Please contact Tonantzin Carmona (Active Alianza Member, Class of 2012) at for more information.

Our First YouTube Video

August 31, 2008

This is our first YouTube video.  Along with our weblog, Alianza is expanding their publicity and technological horizons.  What are your thoughts?


Contact Aldo Gallardo (President) at for more information.

10 Things to Do to Make Your Freshman Experience Better

August 27, 2008

Hey, Class of 2012!

I’m sure you’re getting anxious to get on campus, especially since all of your friends are already in the classroom.  But no worries, keep enjoying your summer and having fun.  In the mean time, here are ten things to do to make your freshman experience even better.

1. College takes work.  Yes, all of us are at Northwestern because we’re overachievers.   High school came easy to us, but don’t expect college to be a breeze.   To some, it will be, but, coming from personal experience, be prepared to work hard.

2. By the same token, don’t stress out too much.  Have fun.  For every paper written, every research marathon at the library and every sleepless night, remember to enjoy yourself.  Life is short.  

3. Be open-minded.  Try new things, even if it’s outside of your comfort zone.  Meet new people.  NU has people from all around the world and from all facets of life, who are epistemologically diverse.
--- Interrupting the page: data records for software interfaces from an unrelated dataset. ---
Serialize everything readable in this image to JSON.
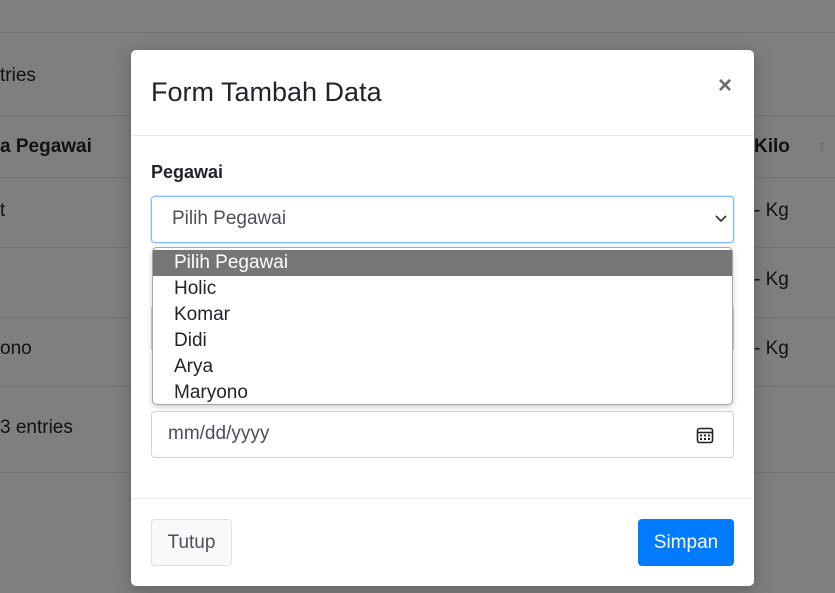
{
  "background": {
    "entries_fragment": "tries",
    "column_pegawai": "a Pegawai",
    "column_kilo": "Kilo",
    "row1_left": "t",
    "row1_right": "- Kg",
    "row2_right": "- Kg",
    "row3_left": "ono",
    "row3_right": "- Kg",
    "footer_entries": "3 entries"
  },
  "modal": {
    "title": "Form Tambah Data",
    "close_symbol": "×",
    "pegawai_label": "Pegawai",
    "pegawai_select_value": "Pilih Pegawai",
    "date_placeholder": "mm/dd/yyyy",
    "close_button": "Tutup",
    "save_button": "Simpan"
  },
  "dropdown": {
    "options": [
      {
        "label": "Pilih Pegawai",
        "selected": true
      },
      {
        "label": "Holic",
        "selected": false
      },
      {
        "label": "Komar",
        "selected": false
      },
      {
        "label": "Didi",
        "selected": false
      },
      {
        "label": "Arya",
        "selected": false
      },
      {
        "label": "Maryono",
        "selected": false
      }
    ]
  },
  "colors": {
    "primary": "#007bff",
    "highlight": "#767676"
  }
}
4. Participate in clubs and organizations.  You can continue with an activity from high school or try out something new.  Come to Alianza meetings and events.  Join a musical group, like a woodwind quintet or one of the many a capella ensembles.  Dance?  There’s Blast or Mezcla.  Really, there’s an endless list to choose from.  So go on and choose!

5. Don’t expect your mom’s comida.  The dining halls aren’t too bad, but it doesn’t compare to our sazón.  And don’t forget to buy Ramen – it’ll satisfy any midnight hunger.  But also buy healthy alternatives like apples, so you can avoid the dreaded Freshman Fifteen.
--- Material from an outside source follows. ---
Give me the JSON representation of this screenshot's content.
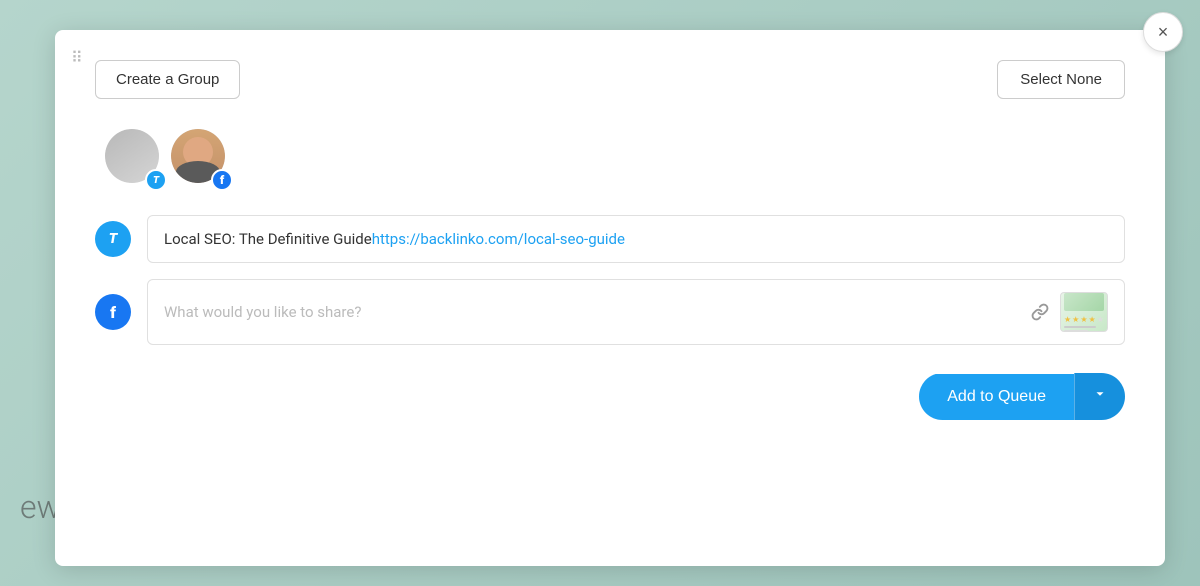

6. Be responsible.  You’re on your own now.  Clean your room – messy room = messy life.  If you’re going to drink, drink responsibly.  Don’t wait until your last pair of underwear to do laundry.  And of course, do the readings.

7. Don’t procrastinate too much.  A little facebook here and there is fine.  5:00am talks with friends are great.  Just remember your priorities.

8. If you have a roommate, be cooperative with her/him.  Keep an open dialogue about room dynamics and always be respectful of each other and each other’s belongings.

9. Become friends with a professor, preferably your academic advisor.  Having an adult figure during your college years will be valuable for guidance in your academic, professional and even personal life.

10. Call home.  La familia misses you.


Contact Aldo Gallardo (President) at for more information.